■ Input for this task:

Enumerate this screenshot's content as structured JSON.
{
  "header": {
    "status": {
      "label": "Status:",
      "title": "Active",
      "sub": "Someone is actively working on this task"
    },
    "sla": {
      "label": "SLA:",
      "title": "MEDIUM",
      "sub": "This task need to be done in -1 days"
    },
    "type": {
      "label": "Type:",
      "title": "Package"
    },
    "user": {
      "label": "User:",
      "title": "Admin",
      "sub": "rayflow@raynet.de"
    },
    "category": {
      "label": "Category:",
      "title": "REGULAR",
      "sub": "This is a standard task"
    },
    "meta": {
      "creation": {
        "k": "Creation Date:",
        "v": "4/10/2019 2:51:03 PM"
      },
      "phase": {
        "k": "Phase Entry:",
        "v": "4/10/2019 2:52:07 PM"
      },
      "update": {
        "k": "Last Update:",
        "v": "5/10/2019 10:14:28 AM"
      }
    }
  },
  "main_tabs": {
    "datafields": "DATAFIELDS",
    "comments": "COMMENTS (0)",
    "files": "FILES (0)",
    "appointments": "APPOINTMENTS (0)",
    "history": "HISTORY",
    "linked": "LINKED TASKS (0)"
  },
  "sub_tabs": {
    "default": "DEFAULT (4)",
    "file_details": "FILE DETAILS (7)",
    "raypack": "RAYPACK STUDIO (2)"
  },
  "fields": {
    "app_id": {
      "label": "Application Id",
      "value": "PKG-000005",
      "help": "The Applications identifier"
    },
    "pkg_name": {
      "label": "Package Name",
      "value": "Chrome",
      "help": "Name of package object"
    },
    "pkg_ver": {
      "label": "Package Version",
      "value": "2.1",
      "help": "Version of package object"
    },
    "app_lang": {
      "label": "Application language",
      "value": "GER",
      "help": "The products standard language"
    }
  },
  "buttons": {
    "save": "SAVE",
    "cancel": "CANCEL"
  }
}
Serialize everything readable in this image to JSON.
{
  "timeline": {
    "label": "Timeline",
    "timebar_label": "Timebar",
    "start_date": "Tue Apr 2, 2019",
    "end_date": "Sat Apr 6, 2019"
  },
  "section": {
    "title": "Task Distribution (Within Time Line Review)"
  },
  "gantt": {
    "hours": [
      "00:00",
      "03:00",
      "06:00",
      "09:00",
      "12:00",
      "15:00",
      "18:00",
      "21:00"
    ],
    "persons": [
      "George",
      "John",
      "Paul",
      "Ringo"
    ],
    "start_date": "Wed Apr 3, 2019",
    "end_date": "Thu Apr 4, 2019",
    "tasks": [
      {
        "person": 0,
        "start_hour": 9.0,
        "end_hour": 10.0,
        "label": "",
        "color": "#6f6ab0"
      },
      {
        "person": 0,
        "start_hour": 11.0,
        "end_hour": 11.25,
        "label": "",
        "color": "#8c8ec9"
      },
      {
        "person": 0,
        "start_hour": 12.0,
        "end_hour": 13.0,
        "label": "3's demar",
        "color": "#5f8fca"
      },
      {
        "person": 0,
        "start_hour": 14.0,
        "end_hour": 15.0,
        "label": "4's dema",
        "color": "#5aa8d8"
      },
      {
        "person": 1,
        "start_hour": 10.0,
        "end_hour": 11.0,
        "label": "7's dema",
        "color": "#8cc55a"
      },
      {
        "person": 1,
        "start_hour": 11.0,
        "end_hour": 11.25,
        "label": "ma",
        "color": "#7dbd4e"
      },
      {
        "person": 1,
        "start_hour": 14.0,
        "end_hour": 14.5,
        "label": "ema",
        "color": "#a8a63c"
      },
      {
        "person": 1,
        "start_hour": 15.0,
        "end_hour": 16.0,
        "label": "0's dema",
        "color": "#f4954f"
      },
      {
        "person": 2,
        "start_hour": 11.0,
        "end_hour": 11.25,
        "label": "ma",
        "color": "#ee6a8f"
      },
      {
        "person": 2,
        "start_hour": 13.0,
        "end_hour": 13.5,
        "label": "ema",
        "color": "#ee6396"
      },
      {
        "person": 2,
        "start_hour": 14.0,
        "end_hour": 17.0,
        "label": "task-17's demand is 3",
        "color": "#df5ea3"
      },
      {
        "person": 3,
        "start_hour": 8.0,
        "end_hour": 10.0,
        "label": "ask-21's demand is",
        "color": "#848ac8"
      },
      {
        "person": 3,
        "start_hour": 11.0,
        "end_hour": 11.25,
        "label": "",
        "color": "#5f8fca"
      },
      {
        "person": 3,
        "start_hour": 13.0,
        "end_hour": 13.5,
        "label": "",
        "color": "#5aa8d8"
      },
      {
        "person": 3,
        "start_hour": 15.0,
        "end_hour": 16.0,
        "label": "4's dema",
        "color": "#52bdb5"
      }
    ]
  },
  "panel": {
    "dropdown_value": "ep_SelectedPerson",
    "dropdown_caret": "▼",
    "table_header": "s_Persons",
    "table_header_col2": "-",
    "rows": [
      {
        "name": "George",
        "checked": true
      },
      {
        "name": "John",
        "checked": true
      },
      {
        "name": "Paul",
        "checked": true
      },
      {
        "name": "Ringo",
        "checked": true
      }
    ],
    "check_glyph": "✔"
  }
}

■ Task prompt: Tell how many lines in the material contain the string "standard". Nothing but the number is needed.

■ Exercise output: 2